Using the records below, filter out every line that lacks "Quadraangle" and copy the rest.
START Material shown
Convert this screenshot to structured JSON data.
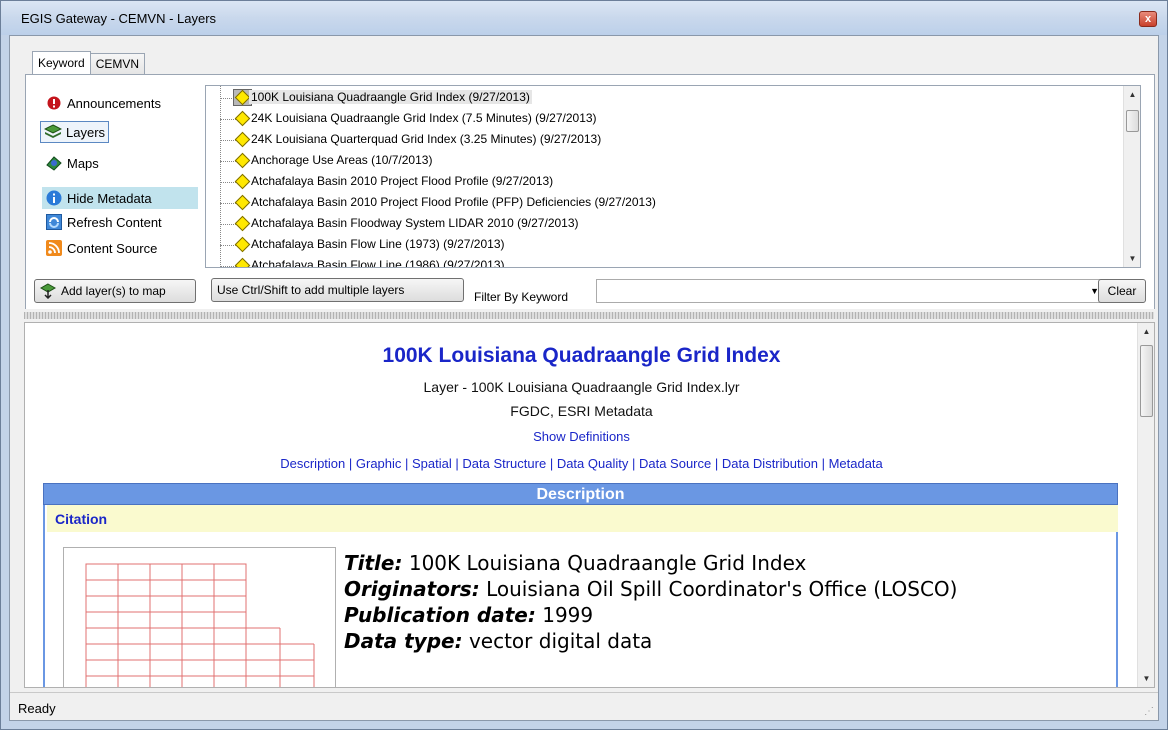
{
  "window": {
    "title": "EGIS Gateway - CEMVN - Layers",
    "close_glyph": "x"
  },
  "tabs": [
    {
      "label": "Keyword"
    },
    {
      "label": "CEMVN"
    }
  ],
  "nav": {
    "announcements": "Announcements",
    "layers": "Layers",
    "maps": "Maps",
    "hide_metadata": "Hide Metadata",
    "refresh_content": "Refresh Content",
    "content_source": "Content Source"
  },
  "layers_list": [
    "100K Louisiana Quadraangle Grid Index (9/27/2013)",
    "24K Louisiana Quadraangle Grid Index (7.5 Minutes) (9/27/2013)",
    "24K Louisiana Quarterquad Grid Index (3.25 Minutes) (9/27/2013)",
    "Anchorage Use Areas (10/7/2013)",
    "Atchafalaya Basin 2010 Project Flood Profile (9/27/2013)",
    "Atchafalaya Basin 2010 Project Flood Profile (PFP) Deficiencies (9/27/2013)",
    "Atchafalaya Basin Floodway System LIDAR 2010 (9/27/2013)",
    "Atchafalaya Basin Flow Line (1973) (9/27/2013)",
    "Atchafalaya Basin Flow Line (1986) (9/27/2013)"
  ],
  "toolbar": {
    "add_layers": "Add layer(s) to map",
    "ctrl_shift_hint": "Use Ctrl/Shift to add multiple layers",
    "filter_label": "Filter By Keyword",
    "filter_value": "",
    "clear": "Clear"
  },
  "metadata": {
    "title": "100K Louisiana Quadraangle Grid Index",
    "layer_file": "Layer - 100K Louisiana Quadraangle Grid Index.lyr",
    "metadata_types": "FGDC, ESRI Metadata",
    "show_definitions": "Show Definitions",
    "sections": [
      "Description",
      "Graphic",
      "Spatial",
      "Data Structure",
      "Data Quality",
      "Data Source",
      "Data Distribution",
      "Metadata"
    ],
    "section_header": "Description",
    "citation_header": "Citation",
    "citation": {
      "title_label": "Title:",
      "title_value": "100K Louisiana Quadraangle Grid Index",
      "originators_label": "Originators:",
      "originators_value": "Louisiana Oil Spill Coordinator's Office (LOSCO)",
      "pubdate_label": "Publication date:",
      "pubdate_value": "1999",
      "datatype_label": "Data type:",
      "datatype_value": "vector digital data"
    }
  },
  "status": {
    "text": "Ready"
  },
  "colors": {
    "link_blue": "#1a26c8",
    "section_blue": "#6a97e3",
    "citation_yellow": "#fafacf",
    "grid_red": "#e07070"
  }
}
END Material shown
Solution to this exercise
    "100K Louisiana Quadraangle Grid Index (9/27/2013)",
    "24K Louisiana Quadraangle Grid Index (7.5 Minutes) (9/27/2013)",
    "title": "100K Louisiana Quadraangle Grid Index",
    "layer_file": "Layer - 100K Louisiana Quadraangle Grid Index.lyr",
      "title_value": "100K Louisiana Quadraangle Grid Index",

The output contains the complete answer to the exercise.